Nowadays if it were going to be made again we would hopefully see the Super Express 575 made in .470 NE, and such a rifle would likely be an absolute joy. Especially if provided with ejectors to make reloading quick and convenient, because sometimes two shots is just not enough.
The BRNO Super 575 is a rifle that we don’t often come across. The design looks to be superb, and the quality of BRNO arms made during the 1970’s and 1980’s was good, just as the quality control on CZ rifles made nowadays is good. With modern CNC manufacturing it would seem that it would be possible to put this model back into production along with the over/under shotgun and combination gun models that shared the same action. I guess what would be needed would be a revival in interest in double rifles so there was a profitable market for these superb over/unders.
Other than that perhaps another riflemaker might decided to use this design to create bespoke over/under double rifles of their own. There are folks out there who, like me, prefer the over/under double rifle, as long as it has efficient ejectors, so there should be enough customers out there. Other than that perhaps there might be a “pre-owned BRNO Super Express 575.2 .375 H&H in my future. Do you also have a gap in your rifle safe just waiting to be filled with one of these fascinating rifles?
Jon Branch is the founder and senior editor of Revivaler and has written a significant number of articles for various publications including official Buying Guides for eBay, classic car articles for Hagerty, magazine articles for both the Australian Shooters Journal and the Australian Shooter, and he’s a long time contributor to Silodrome.

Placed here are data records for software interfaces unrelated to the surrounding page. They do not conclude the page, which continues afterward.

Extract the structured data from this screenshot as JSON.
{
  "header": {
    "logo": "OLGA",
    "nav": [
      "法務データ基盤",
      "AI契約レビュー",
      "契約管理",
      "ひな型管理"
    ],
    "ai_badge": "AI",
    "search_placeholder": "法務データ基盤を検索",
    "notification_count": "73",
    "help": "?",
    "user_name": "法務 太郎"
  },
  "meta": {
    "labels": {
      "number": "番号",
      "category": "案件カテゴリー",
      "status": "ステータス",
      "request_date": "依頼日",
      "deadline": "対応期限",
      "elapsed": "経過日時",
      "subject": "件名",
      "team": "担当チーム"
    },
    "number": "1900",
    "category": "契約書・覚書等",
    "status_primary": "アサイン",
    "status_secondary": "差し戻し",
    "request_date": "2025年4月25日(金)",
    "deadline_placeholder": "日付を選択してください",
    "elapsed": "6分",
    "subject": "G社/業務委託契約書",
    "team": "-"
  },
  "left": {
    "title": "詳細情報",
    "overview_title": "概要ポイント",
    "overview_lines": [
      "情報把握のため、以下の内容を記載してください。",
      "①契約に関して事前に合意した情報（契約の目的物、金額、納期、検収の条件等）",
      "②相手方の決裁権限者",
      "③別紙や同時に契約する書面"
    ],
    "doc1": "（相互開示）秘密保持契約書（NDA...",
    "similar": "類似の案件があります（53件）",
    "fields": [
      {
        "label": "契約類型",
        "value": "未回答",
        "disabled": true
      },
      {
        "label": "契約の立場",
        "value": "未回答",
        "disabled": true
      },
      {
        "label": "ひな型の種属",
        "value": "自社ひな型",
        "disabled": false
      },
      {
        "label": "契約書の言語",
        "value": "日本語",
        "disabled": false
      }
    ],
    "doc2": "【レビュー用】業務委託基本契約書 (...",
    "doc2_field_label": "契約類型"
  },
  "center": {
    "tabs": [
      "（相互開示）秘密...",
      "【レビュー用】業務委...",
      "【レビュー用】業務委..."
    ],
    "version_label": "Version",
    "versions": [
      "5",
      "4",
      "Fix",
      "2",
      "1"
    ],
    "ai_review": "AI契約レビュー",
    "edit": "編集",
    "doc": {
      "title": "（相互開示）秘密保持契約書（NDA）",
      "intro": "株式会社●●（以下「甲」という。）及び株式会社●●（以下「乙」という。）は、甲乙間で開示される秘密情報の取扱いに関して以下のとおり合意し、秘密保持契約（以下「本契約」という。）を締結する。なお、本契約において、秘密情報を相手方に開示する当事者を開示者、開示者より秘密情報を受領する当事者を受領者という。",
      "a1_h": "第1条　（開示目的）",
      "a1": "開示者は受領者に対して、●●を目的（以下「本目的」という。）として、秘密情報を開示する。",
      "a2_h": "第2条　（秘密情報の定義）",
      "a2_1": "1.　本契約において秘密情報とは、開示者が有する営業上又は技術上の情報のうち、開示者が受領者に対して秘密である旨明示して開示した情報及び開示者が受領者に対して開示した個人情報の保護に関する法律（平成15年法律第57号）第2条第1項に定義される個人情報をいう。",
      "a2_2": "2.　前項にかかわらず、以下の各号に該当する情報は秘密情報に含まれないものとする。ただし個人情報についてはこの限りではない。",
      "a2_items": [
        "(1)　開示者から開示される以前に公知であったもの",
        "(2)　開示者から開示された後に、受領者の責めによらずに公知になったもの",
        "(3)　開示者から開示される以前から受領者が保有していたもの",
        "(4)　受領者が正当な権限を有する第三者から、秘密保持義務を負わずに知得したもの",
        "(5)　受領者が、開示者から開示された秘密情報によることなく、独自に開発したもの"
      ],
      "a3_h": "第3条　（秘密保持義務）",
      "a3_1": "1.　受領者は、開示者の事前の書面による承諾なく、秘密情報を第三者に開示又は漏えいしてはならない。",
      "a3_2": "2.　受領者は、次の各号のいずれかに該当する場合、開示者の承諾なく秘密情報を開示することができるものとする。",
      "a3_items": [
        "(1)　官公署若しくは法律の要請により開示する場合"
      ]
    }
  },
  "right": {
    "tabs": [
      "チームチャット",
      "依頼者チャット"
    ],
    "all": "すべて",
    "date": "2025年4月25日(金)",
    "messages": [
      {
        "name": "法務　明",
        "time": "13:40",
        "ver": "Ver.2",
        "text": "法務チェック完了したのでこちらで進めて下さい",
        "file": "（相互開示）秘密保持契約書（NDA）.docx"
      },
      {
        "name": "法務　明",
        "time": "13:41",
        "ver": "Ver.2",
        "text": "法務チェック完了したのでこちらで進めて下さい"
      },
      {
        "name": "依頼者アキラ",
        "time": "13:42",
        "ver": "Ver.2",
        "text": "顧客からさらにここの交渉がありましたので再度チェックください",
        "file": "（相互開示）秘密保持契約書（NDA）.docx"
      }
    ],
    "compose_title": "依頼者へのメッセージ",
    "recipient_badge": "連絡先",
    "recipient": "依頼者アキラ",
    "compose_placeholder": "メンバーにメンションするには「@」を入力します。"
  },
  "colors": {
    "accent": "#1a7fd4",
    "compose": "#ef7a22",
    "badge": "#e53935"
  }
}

Jon has done radio, television, magazine and newspaper interviews on various issues, and has traveled extensively, having lived in Britain, Australia, China and Hong Kong. His travels have taken him to Indonesia, Israel, Italy, Japan and a number of other countries. He has studied the Japanese sword arts and has a long history of involvement in the shooting sports, which has included authoring submissions to government on various firearms related issues and assisting in the design and establishment of shooting ranges.